Your instructions ->
Each entry below must be repeated word for word.

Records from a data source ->
——————
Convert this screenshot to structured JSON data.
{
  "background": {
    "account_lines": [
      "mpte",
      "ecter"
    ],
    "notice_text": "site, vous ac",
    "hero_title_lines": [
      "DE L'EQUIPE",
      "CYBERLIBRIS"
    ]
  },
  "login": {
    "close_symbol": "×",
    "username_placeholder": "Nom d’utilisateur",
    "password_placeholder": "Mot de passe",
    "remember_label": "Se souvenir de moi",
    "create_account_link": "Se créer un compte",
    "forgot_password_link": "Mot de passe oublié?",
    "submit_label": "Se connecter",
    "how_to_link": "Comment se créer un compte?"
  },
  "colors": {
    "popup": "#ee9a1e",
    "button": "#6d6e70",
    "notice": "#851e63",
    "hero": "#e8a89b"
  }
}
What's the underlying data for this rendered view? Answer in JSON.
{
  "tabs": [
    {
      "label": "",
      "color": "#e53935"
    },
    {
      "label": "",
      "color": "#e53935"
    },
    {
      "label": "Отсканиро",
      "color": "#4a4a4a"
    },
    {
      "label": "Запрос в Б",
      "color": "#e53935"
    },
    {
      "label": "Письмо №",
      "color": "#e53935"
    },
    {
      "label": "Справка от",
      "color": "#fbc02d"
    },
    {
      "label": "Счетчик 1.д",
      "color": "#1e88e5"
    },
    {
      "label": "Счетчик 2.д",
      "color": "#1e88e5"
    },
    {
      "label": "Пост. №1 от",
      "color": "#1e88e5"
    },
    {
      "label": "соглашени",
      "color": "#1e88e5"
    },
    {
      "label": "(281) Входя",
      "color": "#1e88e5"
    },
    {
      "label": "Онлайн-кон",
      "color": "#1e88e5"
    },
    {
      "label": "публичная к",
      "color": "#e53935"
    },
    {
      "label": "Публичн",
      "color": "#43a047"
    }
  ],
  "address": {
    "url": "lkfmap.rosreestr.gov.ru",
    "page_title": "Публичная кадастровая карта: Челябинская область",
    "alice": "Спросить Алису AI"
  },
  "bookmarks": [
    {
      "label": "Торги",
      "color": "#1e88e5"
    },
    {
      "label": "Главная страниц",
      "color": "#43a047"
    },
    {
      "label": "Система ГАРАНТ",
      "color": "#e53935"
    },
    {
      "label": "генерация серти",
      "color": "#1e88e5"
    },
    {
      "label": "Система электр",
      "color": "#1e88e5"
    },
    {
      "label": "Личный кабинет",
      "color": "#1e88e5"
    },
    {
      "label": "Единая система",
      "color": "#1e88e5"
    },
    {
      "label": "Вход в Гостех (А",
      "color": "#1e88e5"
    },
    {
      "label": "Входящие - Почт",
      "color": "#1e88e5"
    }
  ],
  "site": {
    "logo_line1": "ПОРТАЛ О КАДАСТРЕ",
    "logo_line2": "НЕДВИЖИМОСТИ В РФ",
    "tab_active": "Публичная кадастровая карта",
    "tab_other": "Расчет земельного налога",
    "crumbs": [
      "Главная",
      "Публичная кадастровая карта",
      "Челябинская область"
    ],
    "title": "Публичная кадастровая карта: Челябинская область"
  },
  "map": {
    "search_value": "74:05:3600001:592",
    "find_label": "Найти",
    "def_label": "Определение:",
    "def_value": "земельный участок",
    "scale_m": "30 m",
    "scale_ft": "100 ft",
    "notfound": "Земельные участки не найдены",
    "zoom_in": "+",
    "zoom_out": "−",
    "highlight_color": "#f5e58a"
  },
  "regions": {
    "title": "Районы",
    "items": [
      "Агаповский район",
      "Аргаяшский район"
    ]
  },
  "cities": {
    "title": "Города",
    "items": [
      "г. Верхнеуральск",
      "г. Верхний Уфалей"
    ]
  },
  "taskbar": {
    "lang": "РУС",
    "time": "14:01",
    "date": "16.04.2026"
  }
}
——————
Completed task ->
Convert this screenshot to structured JSON data.
{
  "background": {
    "account_lines": [
      "mpte",
      "ecter"
    ],
    "notice_text": "site, vous ac",
    "hero_title_lines": [
      "DE L'EQUIPE",
      "CYBERLIBRIS"
    ]
  },
  "login": {
    "close_symbol": "×",
    "username_placeholder": "Nom d’utilisateur",
    "password_placeholder": "Mot de passe",
    "remember_label": "Se souvenir de moi",
    "create_account_link": "Se créer un compte",
    "forgot_password_link": "Mot de passe oublié?",
    "submit_label": "Se connecter",
    "how_to_link": "Comment se créer un compte?"
  },
  "colors": {
    "popup": "#ee9a1e",
    "button": "#6d6e70",
    "notice": "#851e63",
    "hero": "#e8a89b"
  }
}
What's the underlying data for this rendered view? Answer in JSON.
{
  "tabs": [
    {
      "label": "",
      "color": "#e53935"
    },
    {
      "label": "",
      "color": "#e53935"
    },
    {
      "label": "Отсканиро",
      "color": "#4a4a4a"
    },
    {
      "label": "Запрос в Б",
      "color": "#e53935"
    },
    {
      "label": "Письмо №",
      "color": "#e53935"
    },
    {
      "label": "Справка от",
      "color": "#fbc02d"
    },
    {
      "label": "Счетчик 1.д",
      "color": "#1e88e5"
    },
    {
      "label": "Счетчик 2.д",
      "color": "#1e88e5"
    },
    {
      "label": "Пост. №1 от",
      "color": "#1e88e5"
    },
    {
      "label": "соглашени",
      "color": "#1e88e5"
    },
    {
      "label": "(281) Входя",
      "color": "#1e88e5"
    },
    {
      "label": "Онлайн-кон",
      "color": "#1e88e5"
    },
    {
      "label": "публичная к",
      "color": "#e53935"
    },
    {
      "label": "Публичн",
      "color": "#43a047"
    }
  ],
  "address": {
    "url": "lkfmap.rosreestr.gov.ru",
    "page_title": "Публичная кадастровая карта: Челябинская область",
    "alice": "Спросить Алису AI"
  },
  "bookmarks": [
    {
      "label": "Торги",
      "color": "#1e88e5"
    },
    {
      "label": "Главная страниц",
      "color": "#43a047"
    },
    {
      "label": "Система ГАРАНТ",
      "color": "#e53935"
    },
    {
      "label": "генерация серти",
      "color": "#1e88e5"
    },
    {
      "label": "Система электр",
      "color": "#1e88e5"
    },
    {
      "label": "Личный кабинет",
      "color": "#1e88e5"
    },
    {
      "label": "Единая система",
      "color": "#1e88e5"
    },
    {
      "label": "Вход в Гостех (А",
      "color": "#1e88e5"
    },
    {
      "label": "Входящие - Почт",
      "color": "#1e88e5"
    }
  ],
  "site": {
    "logo_line1": "ПОРТАЛ О КАДАСТРЕ",
    "logo_line2": "НЕДВИЖИМОСТИ В РФ",
    "tab_active": "Публичная кадастровая карта",
    "tab_other": "Расчет земельного налога",
    "crumbs": [
      "Главная",
      "Публичная кадастровая карта",
      "Челябинская область"
    ],
    "title": "Публичная кадастровая карта: Челябинская область"
  },
  "map": {
    "search_value": "74:05:3600001:592",
    "find_label": "Найти",
    "def_label": "Определение:",
    "def_value": "земельный участок",
    "scale_m": "30 m",
    "scale_ft": "100 ft",
    "notfound": "Земельные участки не найдены",
    "zoom_in": "+",
    "zoom_out": "−",
    "highlight_color": "#f5e58a"
  },
  "regions": {
    "title": "Районы",
    "items": [
      "Агаповский район",
      "Аргаяшский район"
    ]
  },
  "cities": {
    "title": "Города",
    "items": [
      "г. Верхнеуральск",
      "г. Верхний Уфалей"
    ]
  },
  "taskbar": {
    "lang": "РУС",
    "time": "14:01",
    "date": "16.04.2026"
  }
}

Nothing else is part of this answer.